deciding which laws the compliance program should get its arms around. We
get back to the question of “what should a compliance program cover?” It’s
just that in looking at ethics as a source of compliance we are looking at what
principles should be used when an organization must act without law or
policy to help. Wrestling with ethics in a business context may sometimes be
more difficult than figuring out what laws a compliance program should
Before we discuss the options a compliance program can adopt as an
ethical framework, it is worth pausing to note that rooting ethics as a source
of compliance is not mere theory but it is practice. As discussed above, the
Federal Sentencing Guidelines identify compliance programs as not merely
compliance programs but “Compliance & Ethics Programs.” 33
The Federal Sentencing Guidelines set out the elements of a compliance
program that can be used far beyond the relatively rare occurrences of
factoring into the culpability score of a convicted corporate entity. 34 The
particular elements the Federal Sentencing Guidelines set out have been
treated extensively in the making of a compliance program, 35 but very little
attention has been given to one aspect of the compliance expectations.
Section 8B2.1 of the Federal Sentencing Guidelines is importantly labeled
“Effective Compliance and Ethics Program.” What about the “and ethics” in
the title? This seems to be a forgotten part of the expectations of compliance
programs or at least a part that organizations find themselves in a bind trying
to address. What does the ethics refer to? The ethics in “and ethics” is cast
broadly and can only be presumed to be right action that goes above and
beyond the law. Compliance in the title of the section seems to refer to
compliance with law (and possibly to the policy commitments to live out the
law) while “ethics” seems to be referring to something other than compliance
with the law. But as noted above, it makes no sense to assume that ethics is
completely separate from the law. The law must assume rightness. And so
the term “and ethics” must mean decisions about what to do and how to act
that are not contemplated in the law, and I add not contemplated in policy.
What the “and ethics” refers to is unknown and consequently a blank slate
to write on even decades after the publication of this term.

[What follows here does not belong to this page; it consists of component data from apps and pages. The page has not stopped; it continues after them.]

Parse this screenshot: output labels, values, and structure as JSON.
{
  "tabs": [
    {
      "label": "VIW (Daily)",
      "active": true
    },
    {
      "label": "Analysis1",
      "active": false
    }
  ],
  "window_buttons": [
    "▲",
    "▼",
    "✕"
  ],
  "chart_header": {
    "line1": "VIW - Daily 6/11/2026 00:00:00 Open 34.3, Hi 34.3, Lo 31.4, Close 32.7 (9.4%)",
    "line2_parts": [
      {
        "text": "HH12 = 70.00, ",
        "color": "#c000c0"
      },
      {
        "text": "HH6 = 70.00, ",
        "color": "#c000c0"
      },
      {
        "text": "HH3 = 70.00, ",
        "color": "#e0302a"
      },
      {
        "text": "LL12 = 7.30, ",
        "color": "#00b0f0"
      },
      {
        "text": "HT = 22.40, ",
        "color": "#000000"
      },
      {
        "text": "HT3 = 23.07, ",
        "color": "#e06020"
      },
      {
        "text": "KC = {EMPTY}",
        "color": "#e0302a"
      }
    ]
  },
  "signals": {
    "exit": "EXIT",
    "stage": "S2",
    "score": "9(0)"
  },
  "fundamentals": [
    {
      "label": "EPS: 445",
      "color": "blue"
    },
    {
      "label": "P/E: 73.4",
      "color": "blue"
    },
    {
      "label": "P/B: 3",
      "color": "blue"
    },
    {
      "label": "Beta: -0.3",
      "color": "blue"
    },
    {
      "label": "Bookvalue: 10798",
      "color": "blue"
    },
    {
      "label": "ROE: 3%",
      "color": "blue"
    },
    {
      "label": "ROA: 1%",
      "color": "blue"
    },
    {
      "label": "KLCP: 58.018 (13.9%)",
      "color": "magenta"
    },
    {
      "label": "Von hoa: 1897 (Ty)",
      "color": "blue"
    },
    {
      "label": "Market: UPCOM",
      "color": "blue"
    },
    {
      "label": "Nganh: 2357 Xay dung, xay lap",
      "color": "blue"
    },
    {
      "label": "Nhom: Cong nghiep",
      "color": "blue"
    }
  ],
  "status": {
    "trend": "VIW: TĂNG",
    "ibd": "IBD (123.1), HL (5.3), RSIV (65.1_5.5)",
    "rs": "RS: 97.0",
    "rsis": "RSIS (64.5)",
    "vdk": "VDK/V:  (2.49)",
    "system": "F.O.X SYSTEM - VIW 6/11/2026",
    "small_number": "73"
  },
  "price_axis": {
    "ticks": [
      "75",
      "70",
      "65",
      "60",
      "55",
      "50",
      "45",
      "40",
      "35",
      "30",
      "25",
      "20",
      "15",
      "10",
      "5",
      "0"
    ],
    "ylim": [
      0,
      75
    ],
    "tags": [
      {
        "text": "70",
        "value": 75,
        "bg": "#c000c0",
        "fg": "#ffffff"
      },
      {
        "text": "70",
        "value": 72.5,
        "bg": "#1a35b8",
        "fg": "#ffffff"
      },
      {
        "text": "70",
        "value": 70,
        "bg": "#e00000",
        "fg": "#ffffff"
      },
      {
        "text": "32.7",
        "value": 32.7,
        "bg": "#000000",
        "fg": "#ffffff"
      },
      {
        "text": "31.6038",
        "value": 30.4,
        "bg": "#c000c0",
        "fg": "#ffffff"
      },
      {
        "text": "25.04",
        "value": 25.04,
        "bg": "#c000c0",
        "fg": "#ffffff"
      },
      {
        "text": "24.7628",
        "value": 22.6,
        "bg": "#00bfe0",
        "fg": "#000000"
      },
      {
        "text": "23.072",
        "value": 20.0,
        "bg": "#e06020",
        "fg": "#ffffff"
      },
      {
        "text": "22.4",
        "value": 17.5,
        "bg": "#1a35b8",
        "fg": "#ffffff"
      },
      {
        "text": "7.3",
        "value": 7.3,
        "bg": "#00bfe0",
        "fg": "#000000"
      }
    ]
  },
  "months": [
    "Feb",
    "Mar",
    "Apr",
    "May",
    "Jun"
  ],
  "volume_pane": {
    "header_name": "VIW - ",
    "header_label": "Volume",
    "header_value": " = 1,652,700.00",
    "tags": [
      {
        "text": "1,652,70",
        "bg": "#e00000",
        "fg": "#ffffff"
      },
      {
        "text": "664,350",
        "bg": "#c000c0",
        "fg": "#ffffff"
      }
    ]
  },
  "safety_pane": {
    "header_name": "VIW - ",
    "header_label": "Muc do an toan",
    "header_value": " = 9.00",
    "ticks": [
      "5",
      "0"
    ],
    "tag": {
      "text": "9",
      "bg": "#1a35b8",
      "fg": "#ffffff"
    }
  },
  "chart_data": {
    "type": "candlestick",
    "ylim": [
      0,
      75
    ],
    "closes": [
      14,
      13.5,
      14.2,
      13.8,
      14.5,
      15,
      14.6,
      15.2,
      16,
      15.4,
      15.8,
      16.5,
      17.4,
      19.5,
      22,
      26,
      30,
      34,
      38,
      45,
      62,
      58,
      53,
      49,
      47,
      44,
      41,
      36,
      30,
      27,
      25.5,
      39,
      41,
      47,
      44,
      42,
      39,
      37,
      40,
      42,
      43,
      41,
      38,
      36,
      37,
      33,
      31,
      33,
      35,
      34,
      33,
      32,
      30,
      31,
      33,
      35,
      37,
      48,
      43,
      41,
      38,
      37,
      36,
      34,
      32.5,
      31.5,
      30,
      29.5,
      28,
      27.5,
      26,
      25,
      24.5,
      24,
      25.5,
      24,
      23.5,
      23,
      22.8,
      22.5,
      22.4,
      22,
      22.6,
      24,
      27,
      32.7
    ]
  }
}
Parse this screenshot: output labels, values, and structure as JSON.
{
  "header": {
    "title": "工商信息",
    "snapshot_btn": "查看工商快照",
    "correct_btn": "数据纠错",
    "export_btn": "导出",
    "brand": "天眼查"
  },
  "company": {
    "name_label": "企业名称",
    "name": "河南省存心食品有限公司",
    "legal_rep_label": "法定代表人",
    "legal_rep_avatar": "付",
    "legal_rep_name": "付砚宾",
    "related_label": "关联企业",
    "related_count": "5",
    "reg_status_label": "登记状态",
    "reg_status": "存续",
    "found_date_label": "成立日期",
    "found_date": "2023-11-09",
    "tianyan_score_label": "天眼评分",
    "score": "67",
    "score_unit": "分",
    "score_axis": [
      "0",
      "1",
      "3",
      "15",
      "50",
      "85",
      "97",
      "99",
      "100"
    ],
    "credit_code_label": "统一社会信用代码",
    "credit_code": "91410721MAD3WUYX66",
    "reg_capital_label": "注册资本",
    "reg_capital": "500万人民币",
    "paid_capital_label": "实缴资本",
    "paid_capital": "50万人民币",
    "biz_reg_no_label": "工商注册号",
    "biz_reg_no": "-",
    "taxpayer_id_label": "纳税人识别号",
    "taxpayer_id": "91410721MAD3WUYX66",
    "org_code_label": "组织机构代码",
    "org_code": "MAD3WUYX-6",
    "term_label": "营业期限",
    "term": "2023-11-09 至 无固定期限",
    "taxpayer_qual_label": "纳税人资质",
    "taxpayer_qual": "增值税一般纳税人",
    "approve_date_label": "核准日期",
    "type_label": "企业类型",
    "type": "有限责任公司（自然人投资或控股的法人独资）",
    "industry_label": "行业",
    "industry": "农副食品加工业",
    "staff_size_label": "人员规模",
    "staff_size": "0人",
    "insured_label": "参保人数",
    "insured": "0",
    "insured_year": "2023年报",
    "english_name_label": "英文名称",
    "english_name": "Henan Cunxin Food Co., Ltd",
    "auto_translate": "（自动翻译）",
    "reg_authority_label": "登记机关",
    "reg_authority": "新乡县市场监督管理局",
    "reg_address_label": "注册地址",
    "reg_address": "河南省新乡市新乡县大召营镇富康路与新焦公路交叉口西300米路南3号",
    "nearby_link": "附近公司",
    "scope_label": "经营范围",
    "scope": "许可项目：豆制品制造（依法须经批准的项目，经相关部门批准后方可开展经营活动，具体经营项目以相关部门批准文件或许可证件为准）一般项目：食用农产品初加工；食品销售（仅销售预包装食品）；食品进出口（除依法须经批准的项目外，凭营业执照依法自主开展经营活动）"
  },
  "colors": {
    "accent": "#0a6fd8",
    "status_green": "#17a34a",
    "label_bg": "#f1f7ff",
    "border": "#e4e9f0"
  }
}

It is difficult to
see how a judge could assess the “and ethics” and there seems to be no
evidence that it has ever been factored into a culpability score calculation.
Even if ethics is an aspect of the expectations of compliance programs that
has not been used in sentencing, that does not mean it will never or cannot be
33. See generally, U.S.S.G. § 8.
34. “To have an effective compliance and ethics program, for purposes of subsection (f)
of §8C2.5 (Culpability Score) and subsection (b)( 1) of §8D1.4 (Recommended Conditions of
Probation - Organizations), an organization shall….” U.S.S.G. § 8B2.1(a).
35. DEBBIE TROKLUS & SHERYL VACCA, COMPLIANCE 101 passim (4th ed. 2016).